Meanwhile, August gained a vote through an absentee ballot that was initially rejected because of an over-voted office, not the 32nd District, on the ballot. State law requires that voter intent be ascertained during a recount, and August was clearly marked on that ballot, Bushey said.
Voter intent also gained August another vote on a ballot on which the voter had marked candidates' names with "X"es, rather than filling in the ovals as instructed.
In this case, the "X" fell between the ovals for August and candidate John Finley. The center point of the X was closer to August's oval than Finley's, leading the board of canvassers to decide the voter intended to vote for August, Bushey said.
According to a spokeswoman at the Kenosha County Clerk's office, August also gained a vote in the town of Wheatland, where a voter clearly check-marked his name on a ballot that had been rejected.
After a grueling primary victory, August faced another three opponents in the Nov. 2 election, two independents and a Democrat. But this time, the Republican tendencies of Walworth County voters worked to his advantage.
Late Walworth County results alone showed August up by more than two to one over his closest competitor, Democrat Doug Harrod, 65, of Bloomfield township. Independents Dan Kilkenny and Rick Pappas were even further behind.
August credited the straight ticket Republican voters in the 32nd District and the conservative wave that seems to have swept Wisconsin and the nation for his victory.
In July, John K. Gorman, 51, of East Troy, was sentenced to six years in prison by a Waukesha County judge.
Gorman tried to have the three people in Walworth County killed because of their involvement in criminal proceedings against him.

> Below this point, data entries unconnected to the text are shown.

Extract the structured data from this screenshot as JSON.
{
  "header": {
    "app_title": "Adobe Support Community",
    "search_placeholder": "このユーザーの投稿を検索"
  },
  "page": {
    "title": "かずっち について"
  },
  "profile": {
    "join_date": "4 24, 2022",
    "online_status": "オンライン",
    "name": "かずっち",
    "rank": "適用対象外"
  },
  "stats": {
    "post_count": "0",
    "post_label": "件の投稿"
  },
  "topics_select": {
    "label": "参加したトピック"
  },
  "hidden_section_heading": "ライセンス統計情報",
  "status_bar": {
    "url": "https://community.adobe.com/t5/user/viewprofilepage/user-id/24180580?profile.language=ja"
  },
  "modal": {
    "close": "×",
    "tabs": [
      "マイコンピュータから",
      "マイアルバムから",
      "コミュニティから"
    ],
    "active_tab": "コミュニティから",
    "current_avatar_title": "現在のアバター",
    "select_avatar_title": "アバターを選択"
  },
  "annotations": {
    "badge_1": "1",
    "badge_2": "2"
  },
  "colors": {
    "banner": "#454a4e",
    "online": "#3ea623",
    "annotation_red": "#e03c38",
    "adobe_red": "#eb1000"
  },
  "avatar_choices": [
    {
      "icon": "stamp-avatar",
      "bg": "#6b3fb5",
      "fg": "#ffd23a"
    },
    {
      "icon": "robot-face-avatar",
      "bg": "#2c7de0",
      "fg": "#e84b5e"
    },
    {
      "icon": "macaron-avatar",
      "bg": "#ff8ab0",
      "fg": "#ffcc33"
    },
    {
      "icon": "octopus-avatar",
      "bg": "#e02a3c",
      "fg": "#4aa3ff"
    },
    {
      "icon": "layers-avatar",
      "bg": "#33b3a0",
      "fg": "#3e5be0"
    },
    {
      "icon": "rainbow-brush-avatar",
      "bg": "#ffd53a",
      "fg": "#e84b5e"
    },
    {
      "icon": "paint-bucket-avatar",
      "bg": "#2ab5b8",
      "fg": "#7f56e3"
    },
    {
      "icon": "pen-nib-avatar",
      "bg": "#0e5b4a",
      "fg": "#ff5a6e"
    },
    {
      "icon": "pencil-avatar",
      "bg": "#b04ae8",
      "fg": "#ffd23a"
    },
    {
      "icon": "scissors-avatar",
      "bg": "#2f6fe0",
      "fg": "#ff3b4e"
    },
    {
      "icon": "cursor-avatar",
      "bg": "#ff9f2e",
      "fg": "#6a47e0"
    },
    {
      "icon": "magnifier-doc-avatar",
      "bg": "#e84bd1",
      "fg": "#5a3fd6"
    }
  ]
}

Gorman was looking for a hired gun to kill a Walworth County assistant district attorney, a village of East Troy police officer and the East Troy village clerk.
Gorman's gruesome plan went nowhere because the "hitman" he solicited turned out to be an undercover police officer. Authorities were tipped off about Gorman's plot after he sought advice from a Walworth County Jail inmate about finding a hitman, according to the criminal complaint.
Gorman was arrested and charged with three counts of solicitation of first-degree intentional homicide and three felony counts of bail jumping.
In April, Gorman pleaded guilty to one count of solicitation of first-degree intentional homicide.
Three felony bail jumping, and two solicitation of first-degree intentional homicide charges were dismissed but considered during sentencing.
In May, 2010, the Walworth County District Attorney's Office filed charges against Gorman for allegedly stalking Alita Bourdo, the East Troy village clerk. On May 12, police searched Gorman's home and reportedly found more than 30 weapons.
Subsequently, he was charged with felony bail jumping because he was ordered not to possess any firearms.
He also was charged with allegedly harassing Kevin Weber, the East Troy police officer. Assistant District Attorney Diana Donohoo was prosecuting several felony charges against Gorman.
Gorman reportedly told Judge Kieffer during the sentencing hearing that he regretted his actions.
"I can't believe that this whole thing happened. It just isn't like me. I'm more the type of guy to help someone out than to hurt them or whatever. I'm ashamed of this whole thing, what I've done to those people and to my family," Gorman reportedly said.